As some key supporters of former President Donald Trump utilize his fanbase in the QAnon conspiracy theory movement, others are puzzled as to why he continues to embrace the theory.
According to the Southern Poverty Law Center, QAnon is “the umbrella term for a sprawling spiderweb of right-wing internet conspiracy theories with antisemitic and anti-LGBTQ elements.” Those who adhere to “Q” also claim “the world is run by a secret cabal of pedophiles who worship Satan and are plotting against President Trump.”
NBC News reporter Ben Collins has been chronicling the conspiracy theory for years.
“The QAnon conspiracy theory was built around Q, an anonymous account that posts periodically on 8kun [online message boards], often with vague or symbolic language that is then interpreted by followers,” he explained in a recent article about Trump promoting QAnon accounts on his Truth Social platform. Collins noted that “none of the [Q] posts’ concrete predictions have come to fruition.”
Rolling Stone reported Tuesday that Republican politician Devin Nunes, who serves as CEO of Truth Social appears to “intentionally court QAnon figures and followers in order to build out the user base of Trump’s personal social media platform.”
A NewsGuard report from August found that Truth Social actively promotes QAnon.
Other Trump supporters are not as willing to embrace the conspiracy, Rolling Stone said.
“F*** if I know,” one Trump ally said when asked about Trump’s support of Q. Rolling Stone said others indicated the former president is “a Boomer internet troll who just loves to be liked,” and that he simply likes that the QAnon adherents view him as a “supposed god-emperor.”

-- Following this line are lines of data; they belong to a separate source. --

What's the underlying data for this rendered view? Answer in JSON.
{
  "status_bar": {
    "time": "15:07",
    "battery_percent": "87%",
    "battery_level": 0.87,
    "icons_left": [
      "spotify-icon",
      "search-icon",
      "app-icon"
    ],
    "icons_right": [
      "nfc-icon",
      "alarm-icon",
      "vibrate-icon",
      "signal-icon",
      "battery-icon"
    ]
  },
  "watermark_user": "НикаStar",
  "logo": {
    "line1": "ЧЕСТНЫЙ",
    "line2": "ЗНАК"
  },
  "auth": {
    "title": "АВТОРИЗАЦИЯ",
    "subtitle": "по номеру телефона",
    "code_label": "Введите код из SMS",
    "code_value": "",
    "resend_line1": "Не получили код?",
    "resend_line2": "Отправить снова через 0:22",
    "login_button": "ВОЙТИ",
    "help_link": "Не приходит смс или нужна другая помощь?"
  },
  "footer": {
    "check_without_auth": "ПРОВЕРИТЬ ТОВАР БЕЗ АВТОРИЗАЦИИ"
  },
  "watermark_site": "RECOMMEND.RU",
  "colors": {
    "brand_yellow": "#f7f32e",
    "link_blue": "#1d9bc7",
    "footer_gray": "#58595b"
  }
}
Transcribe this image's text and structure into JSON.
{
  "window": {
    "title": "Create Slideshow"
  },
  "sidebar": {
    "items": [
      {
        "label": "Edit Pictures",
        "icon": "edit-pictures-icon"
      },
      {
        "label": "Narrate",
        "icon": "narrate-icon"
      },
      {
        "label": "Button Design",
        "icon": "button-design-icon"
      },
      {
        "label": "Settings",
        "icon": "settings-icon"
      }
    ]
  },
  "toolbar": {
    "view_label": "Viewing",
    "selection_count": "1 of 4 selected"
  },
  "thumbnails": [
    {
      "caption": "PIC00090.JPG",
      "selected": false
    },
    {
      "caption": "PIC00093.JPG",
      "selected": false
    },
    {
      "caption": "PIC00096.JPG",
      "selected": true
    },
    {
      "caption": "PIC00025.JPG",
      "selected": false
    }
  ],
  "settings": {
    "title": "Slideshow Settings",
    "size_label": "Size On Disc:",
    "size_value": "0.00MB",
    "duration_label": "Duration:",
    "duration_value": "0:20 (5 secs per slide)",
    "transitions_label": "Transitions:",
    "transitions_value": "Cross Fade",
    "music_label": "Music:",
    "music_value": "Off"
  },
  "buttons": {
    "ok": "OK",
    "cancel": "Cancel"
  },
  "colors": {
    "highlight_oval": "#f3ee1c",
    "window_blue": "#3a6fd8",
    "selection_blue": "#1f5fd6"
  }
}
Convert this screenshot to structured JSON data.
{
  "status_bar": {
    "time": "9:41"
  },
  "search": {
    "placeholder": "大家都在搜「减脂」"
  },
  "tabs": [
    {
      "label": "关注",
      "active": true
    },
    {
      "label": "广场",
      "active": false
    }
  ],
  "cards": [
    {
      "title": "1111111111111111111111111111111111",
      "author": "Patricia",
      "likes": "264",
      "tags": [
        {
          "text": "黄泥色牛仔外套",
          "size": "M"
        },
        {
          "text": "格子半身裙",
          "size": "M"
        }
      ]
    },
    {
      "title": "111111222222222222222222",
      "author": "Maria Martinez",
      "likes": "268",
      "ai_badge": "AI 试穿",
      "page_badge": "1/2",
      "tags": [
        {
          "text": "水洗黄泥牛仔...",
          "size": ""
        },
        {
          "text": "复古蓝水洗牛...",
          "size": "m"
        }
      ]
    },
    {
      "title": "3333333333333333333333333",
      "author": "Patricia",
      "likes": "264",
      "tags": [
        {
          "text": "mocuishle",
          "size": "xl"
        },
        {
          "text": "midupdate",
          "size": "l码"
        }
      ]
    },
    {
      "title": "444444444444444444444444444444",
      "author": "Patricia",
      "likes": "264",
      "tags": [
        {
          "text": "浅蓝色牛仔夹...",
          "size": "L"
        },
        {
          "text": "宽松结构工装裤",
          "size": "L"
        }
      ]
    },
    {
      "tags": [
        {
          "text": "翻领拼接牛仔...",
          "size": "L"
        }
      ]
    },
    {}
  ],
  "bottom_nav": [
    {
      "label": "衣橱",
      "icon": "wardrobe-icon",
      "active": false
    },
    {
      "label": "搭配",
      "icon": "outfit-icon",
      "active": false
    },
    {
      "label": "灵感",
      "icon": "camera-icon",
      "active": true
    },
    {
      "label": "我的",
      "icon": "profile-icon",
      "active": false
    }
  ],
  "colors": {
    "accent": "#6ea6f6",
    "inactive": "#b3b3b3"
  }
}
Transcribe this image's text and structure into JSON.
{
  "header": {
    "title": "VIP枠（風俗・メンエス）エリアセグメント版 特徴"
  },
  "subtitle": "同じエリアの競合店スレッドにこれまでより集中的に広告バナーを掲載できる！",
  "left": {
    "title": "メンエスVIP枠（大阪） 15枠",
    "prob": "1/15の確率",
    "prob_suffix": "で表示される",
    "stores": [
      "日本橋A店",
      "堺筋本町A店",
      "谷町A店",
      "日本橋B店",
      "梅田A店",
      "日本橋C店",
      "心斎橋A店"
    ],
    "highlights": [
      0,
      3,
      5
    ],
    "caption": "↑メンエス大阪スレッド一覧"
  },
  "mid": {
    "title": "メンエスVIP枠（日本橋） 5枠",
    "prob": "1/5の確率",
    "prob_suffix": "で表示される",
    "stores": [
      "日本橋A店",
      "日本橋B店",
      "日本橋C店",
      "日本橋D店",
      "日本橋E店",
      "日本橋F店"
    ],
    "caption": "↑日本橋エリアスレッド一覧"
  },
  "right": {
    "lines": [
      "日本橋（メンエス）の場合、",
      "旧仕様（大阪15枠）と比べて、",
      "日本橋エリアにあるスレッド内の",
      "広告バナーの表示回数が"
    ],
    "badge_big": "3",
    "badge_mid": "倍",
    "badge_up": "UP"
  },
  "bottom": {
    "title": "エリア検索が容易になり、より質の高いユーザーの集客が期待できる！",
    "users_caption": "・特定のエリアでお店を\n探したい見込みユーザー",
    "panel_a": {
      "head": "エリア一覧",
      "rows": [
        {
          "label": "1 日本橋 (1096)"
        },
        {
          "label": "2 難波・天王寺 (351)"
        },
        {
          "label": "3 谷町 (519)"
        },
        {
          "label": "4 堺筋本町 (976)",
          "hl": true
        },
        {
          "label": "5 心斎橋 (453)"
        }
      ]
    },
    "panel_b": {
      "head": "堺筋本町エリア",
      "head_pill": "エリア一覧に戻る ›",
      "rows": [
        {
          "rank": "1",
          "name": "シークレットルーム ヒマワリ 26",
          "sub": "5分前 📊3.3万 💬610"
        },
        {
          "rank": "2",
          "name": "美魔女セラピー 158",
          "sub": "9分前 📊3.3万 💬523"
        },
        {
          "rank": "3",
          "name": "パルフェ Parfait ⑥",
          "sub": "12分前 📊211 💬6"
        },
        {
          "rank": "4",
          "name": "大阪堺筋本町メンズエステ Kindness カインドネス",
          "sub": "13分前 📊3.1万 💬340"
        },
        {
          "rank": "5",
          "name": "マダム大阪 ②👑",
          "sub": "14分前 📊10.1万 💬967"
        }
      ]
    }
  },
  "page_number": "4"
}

“To be fair, he says that they’re some of his biggest fans, which, you know, is his thing,” said an unnamed source. This source, which Rolling Stone describes as a person close to Trump, said that the real estate mogul thinks the Q memes are funny and that the media’s reaction to his Q promotion is funny as well.
A Rolling Stone source identified as a former White House official said that Trump would say during his term in office that Q followers had “the right idea” and inferred that the conspiracy wasn’t that far-fetched. He also promoted QAnon tweets before he was blocked from Twitter.
An article in The Atlantic this week also posited that Trump is leaning on QAnon because he is “stuck,” as he continues to gives signs of support to QAnon adherents, according to Rolling Stone.
“The latest came during the final minutes of Trump’s rally in Youngstown, Ohio, last Saturday, when ‘Mirrors,’ a song by composer Will Van De Crommert that has become popular in the QAnon community, was played as the former president delivered a diatribe about how America is going to hell under President Joe Biden,” the outlet reported.
Trump held up an index finger to the sky as the song played, which some think might be a sign to Q followers. His appearance at the rally was also in support of J.R. Majewski, “an Ohio House candidate with deep ties to the QAnon movement.”
A Rolling Stone source “intimately familiar with this matter,” said Trump claimed this summer that the QAnon believers are just misunderstood. This echoes his “go home, we love you,” speech to a crowd that included QAnon followers at the Jan. 6, 2021 Capitol riot now under investigation by the House select committee.